What is required.
From the first line to the last, repeat the data exactly but leave out the pictures.

Dataset content.
____

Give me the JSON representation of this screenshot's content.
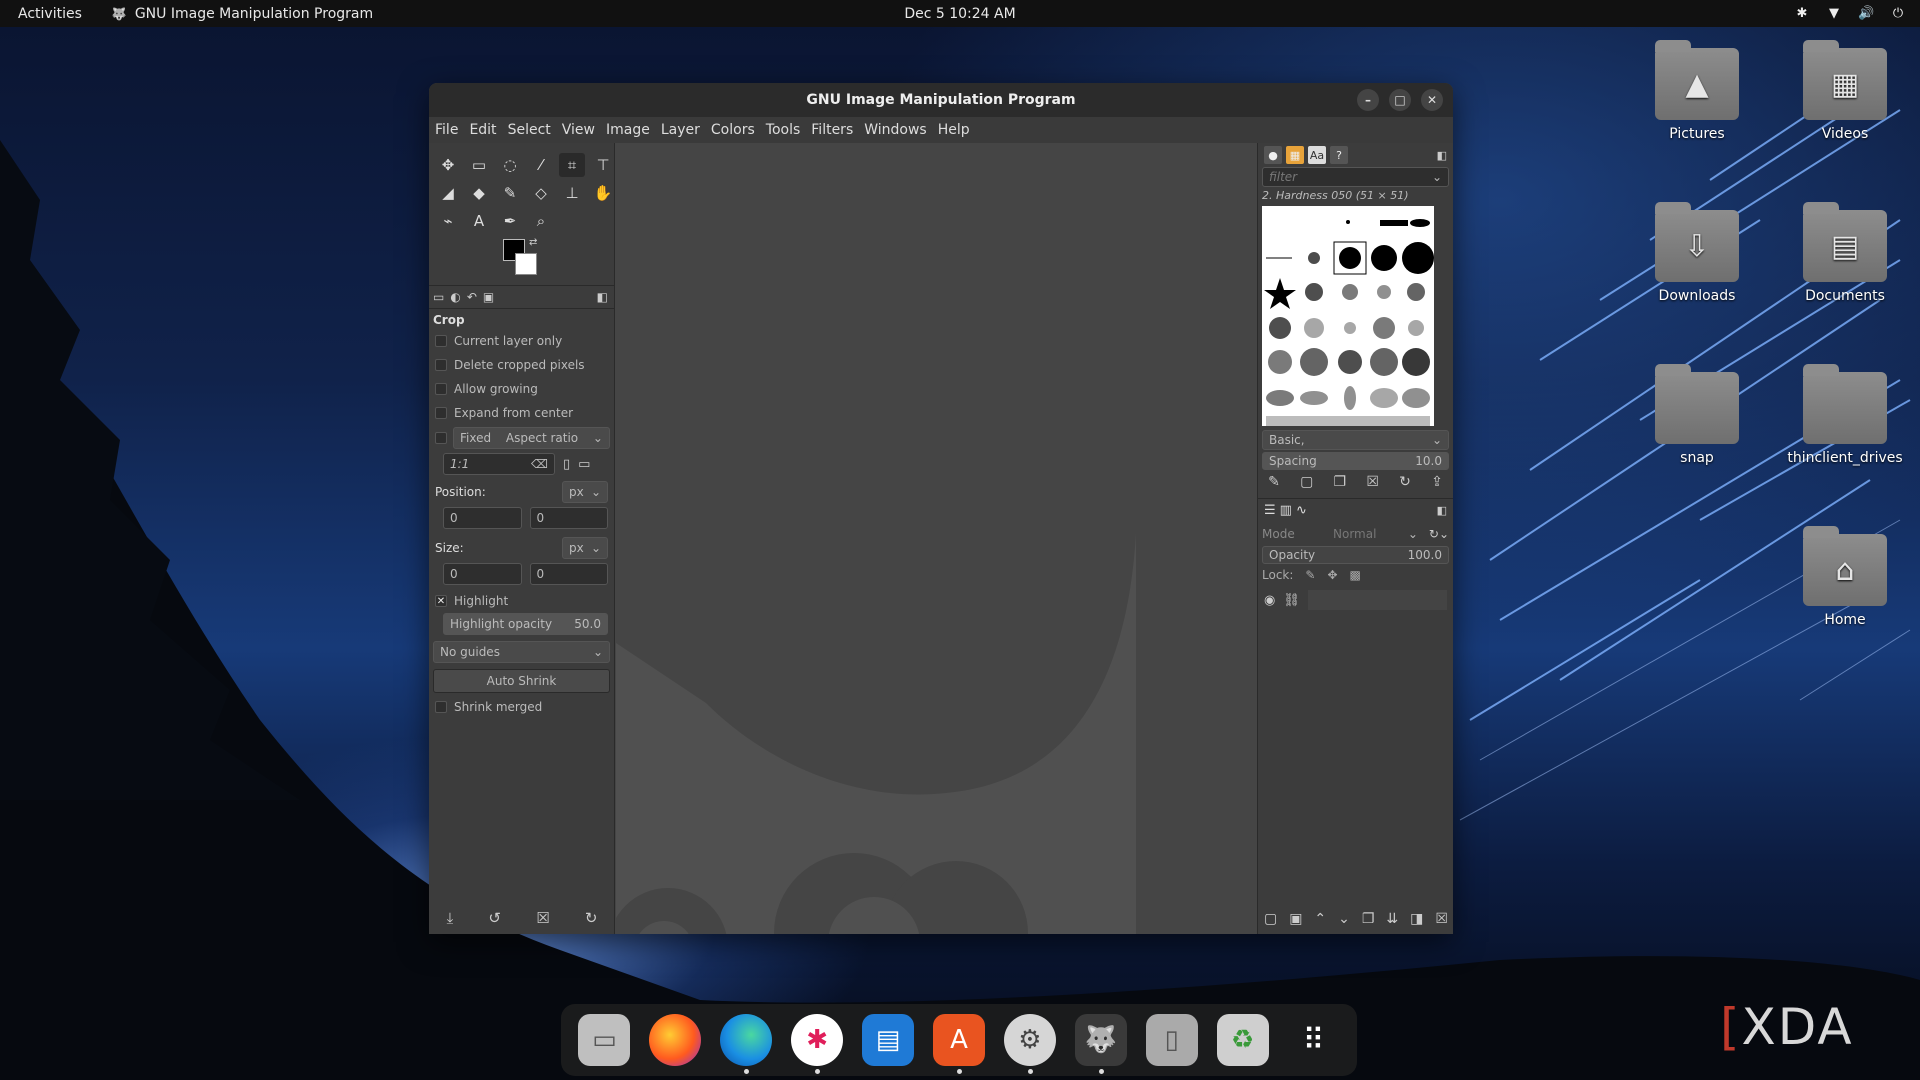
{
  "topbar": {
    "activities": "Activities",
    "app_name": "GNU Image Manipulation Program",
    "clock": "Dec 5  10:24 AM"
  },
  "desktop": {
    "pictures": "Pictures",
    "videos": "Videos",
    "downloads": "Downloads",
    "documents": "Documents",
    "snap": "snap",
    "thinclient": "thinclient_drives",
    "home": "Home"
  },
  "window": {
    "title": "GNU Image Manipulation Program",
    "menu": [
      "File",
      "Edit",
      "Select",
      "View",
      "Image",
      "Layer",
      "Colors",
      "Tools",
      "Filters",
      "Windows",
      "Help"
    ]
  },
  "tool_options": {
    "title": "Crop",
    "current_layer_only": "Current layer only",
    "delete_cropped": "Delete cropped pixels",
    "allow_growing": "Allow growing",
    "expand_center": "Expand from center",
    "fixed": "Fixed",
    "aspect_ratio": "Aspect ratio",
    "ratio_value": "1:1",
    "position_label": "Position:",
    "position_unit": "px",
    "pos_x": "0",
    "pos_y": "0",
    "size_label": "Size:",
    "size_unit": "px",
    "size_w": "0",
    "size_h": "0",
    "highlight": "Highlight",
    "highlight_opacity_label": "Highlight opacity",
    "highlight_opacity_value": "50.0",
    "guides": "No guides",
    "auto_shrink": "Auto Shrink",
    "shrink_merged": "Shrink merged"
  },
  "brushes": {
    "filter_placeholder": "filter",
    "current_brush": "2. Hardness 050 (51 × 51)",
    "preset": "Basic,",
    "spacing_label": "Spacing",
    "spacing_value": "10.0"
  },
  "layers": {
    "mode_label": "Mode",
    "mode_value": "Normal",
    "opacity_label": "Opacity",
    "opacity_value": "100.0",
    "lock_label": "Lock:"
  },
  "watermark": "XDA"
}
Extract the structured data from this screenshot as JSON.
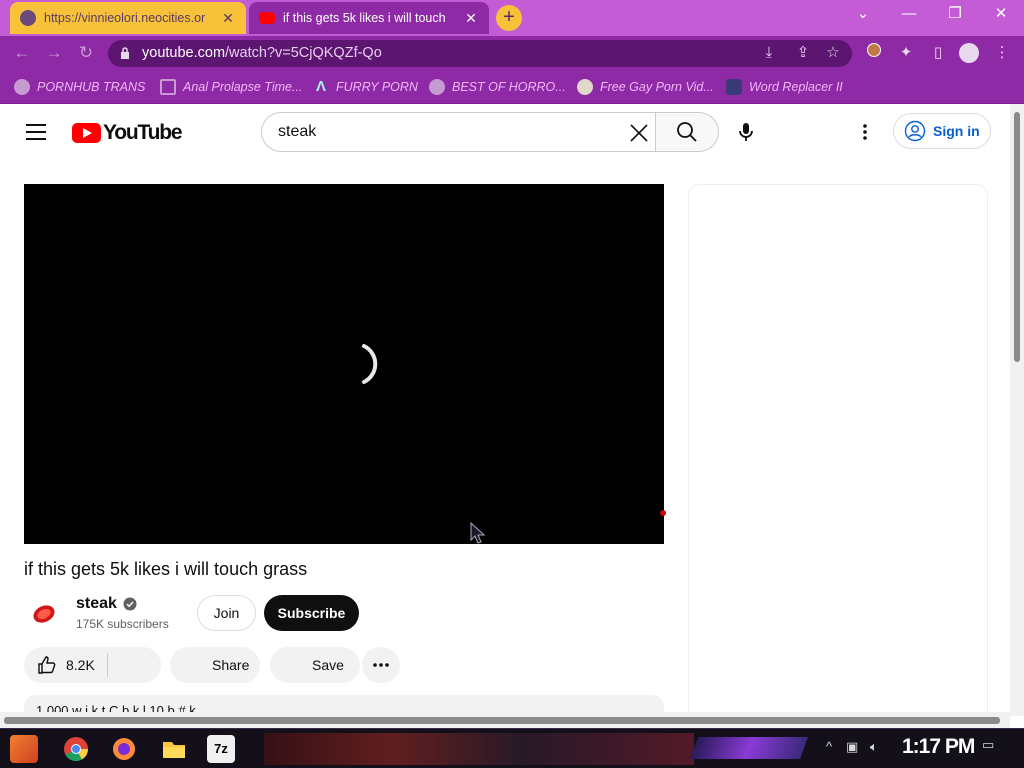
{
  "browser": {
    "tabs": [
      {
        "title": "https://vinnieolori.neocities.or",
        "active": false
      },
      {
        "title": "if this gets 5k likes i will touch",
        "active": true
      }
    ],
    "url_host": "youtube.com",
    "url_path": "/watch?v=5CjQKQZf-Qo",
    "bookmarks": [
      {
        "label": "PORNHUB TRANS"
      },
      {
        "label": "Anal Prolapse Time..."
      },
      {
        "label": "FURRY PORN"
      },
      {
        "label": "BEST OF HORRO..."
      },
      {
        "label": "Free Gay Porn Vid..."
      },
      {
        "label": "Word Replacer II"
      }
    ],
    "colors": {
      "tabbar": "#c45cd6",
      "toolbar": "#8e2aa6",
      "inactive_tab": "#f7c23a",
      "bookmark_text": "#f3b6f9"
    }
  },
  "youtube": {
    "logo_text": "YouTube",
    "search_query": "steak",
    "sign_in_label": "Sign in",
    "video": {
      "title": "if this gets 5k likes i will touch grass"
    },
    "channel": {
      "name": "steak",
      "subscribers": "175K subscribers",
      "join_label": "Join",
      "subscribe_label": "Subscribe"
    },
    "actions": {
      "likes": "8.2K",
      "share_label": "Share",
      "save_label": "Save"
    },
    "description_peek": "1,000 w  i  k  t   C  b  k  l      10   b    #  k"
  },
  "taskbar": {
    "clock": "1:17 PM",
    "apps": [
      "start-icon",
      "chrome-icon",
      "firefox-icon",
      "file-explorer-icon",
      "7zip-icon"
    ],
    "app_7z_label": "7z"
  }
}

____

The completed task.
Give me the JSON representation of this screenshot's content.
{
  "topbar": {
    "activities": "Activities",
    "app_name": "GNU Image Manipulation Program",
    "clock": "Dec 5  10:24 AM"
  },
  "desktop": {
    "pictures": "Pictures",
    "videos": "Videos",
    "downloads": "Downloads",
    "documents": "Documents",
    "snap": "snap",
    "thinclient": "thinclient_drives",
    "home": "Home"
  },
  "window": {
    "title": "GNU Image Manipulation Program",
    "menu": [
      "File",
      "Edit",
      "Select",
      "View",
      "Image",
      "Layer",
      "Colors",
      "Tools",
      "Filters",
      "Windows",
      "Help"
    ]
  },
  "tool_options": {
    "title": "Crop",
    "current_layer_only": "Current layer only",
    "delete_cropped": "Delete cropped pixels",
    "allow_growing": "Allow growing",
    "expand_center": "Expand from center",
    "fixed": "Fixed",
    "aspect_ratio": "Aspect ratio",
    "ratio_value": "1:1",
    "position_label": "Position:",
    "position_unit": "px",
    "pos_x": "0",
    "pos_y": "0",
    "size_label": "Size:",
    "size_unit": "px",
    "size_w": "0",
    "size_h": "0",
    "highlight": "Highlight",
    "highlight_opacity_label": "Highlight opacity",
    "highlight_opacity_value": "50.0",
    "guides": "No guides",
    "auto_shrink": "Auto Shrink",
    "shrink_merged": "Shrink merged"
  },
  "brushes": {
    "filter_placeholder": "filter",
    "current_brush": "2. Hardness 050 (51 × 51)",
    "preset": "Basic,",
    "spacing_label": "Spacing",
    "spacing_value": "10.0"
  },
  "layers": {
    "mode_label": "Mode",
    "mode_value": "Normal",
    "opacity_label": "Opacity",
    "opacity_value": "100.0",
    "lock_label": "Lock:"
  },
  "watermark": "XDA"
}
Extract the structured data from this screenshot as JSON.
{
  "browser": {
    "tabs": [
      {
        "title": "https://vinnieolori.neocities.or",
        "active": false
      },
      {
        "title": "if this gets 5k likes i will touch",
        "active": true
      }
    ],
    "url_host": "youtube.com",
    "url_path": "/watch?v=5CjQKQZf-Qo",
    "bookmarks": [
      {
        "label": "PORNHUB TRANS"
      },
      {
        "label": "Anal Prolapse Time..."
      },
      {
        "label": "FURRY PORN"
      },
      {
        "label": "BEST OF HORRO..."
      },
      {
        "label": "Free Gay Porn Vid..."
      },
      {
        "label": "Word Replacer II"
      }
    ],
    "colors": {
      "tabbar": "#c45cd6",
      "toolbar": "#8e2aa6",
      "inactive_tab": "#f7c23a",
      "bookmark_text": "#f3b6f9"
    }
  },
  "youtube": {
    "logo_text": "YouTube",
    "search_query": "steak",
    "sign_in_label": "Sign in",
    "video": {
      "title": "if this gets 5k likes i will touch grass"
    },
    "channel": {
      "name": "steak",
      "subscribers": "175K subscribers",
      "join_label": "Join",
      "subscribe_label": "Subscribe"
    },
    "actions": {
      "likes": "8.2K",
      "share_label": "Share",
      "save_label": "Save"
    },
    "description_peek": "1,000 w  i  k  t   C  b  k  l      10   b    #  k"
  },
  "taskbar": {
    "clock": "1:17 PM",
    "apps": [
      "start-icon",
      "chrome-icon",
      "firefox-icon",
      "file-explorer-icon",
      "7zip-icon"
    ],
    "app_7z_label": "7z"
  }
}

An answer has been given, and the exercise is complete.